Learning by example is a fine strategy, but you will still need to provide mentoring to the development staff to make sure that they are learning the appropriate lessons.
The wide variety of skill levels placed a burden on the more senior developers to answer questions on demand. The senior developers fell into the habit of making daily visits to the other team members on arrival in the morning to provide guidance and feedback. The strong communication skills of the senior developers are a great asset in helping the less experienced developers learn and grow.
Of course, some developers understand how to write clean code by using best practices and common patterns without any code reviews.
Code review may become more effective by collecting different metrics, which can later be used for the process improvement. For instance, metrics for types and quantity of defects may be placed on record. Further analysis of these metrics may reveal problem code areas.
If you are the project manager or team leader, have you ever wondered how much of the application code is covered by code reviews? Alternatively, if you are the developer, have you ever wished you knew if there is any code that is no longer being called? Code Coverage report makes it possible for PM professionals to know how much of the application code is being covered by Code Review.

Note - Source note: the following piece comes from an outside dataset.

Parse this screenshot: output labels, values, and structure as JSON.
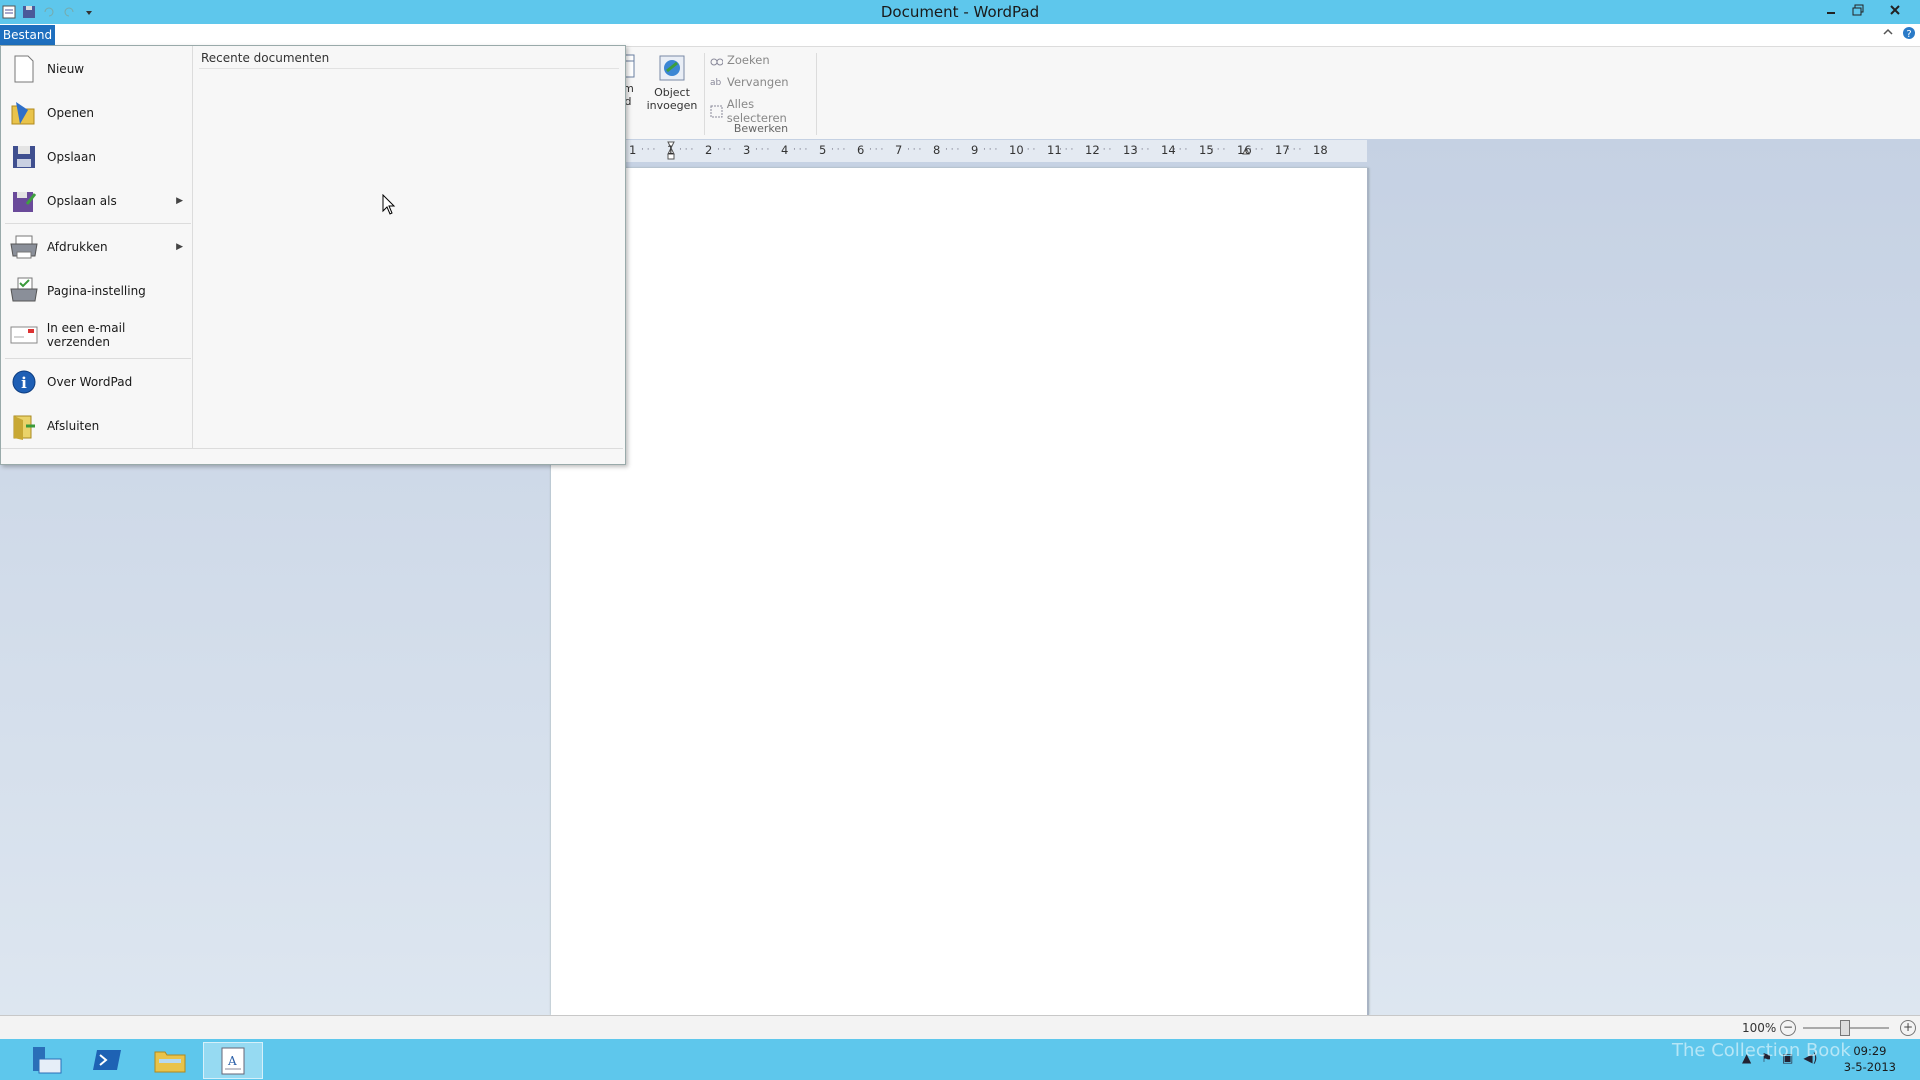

You might be asking how this is different from Unit Testing Code Coverage. Essentially, both measure and track how much of the code is being covered by tests. Unit Test code coverage is a good metric but does not necessarily measure the quality of the tests. Unit tests that cover a lot of code may still not be good tests. Therefore, if all of the application functionality and scenarios have to be executed and there is still code that has not been tested, this code should be investigated if it is valid.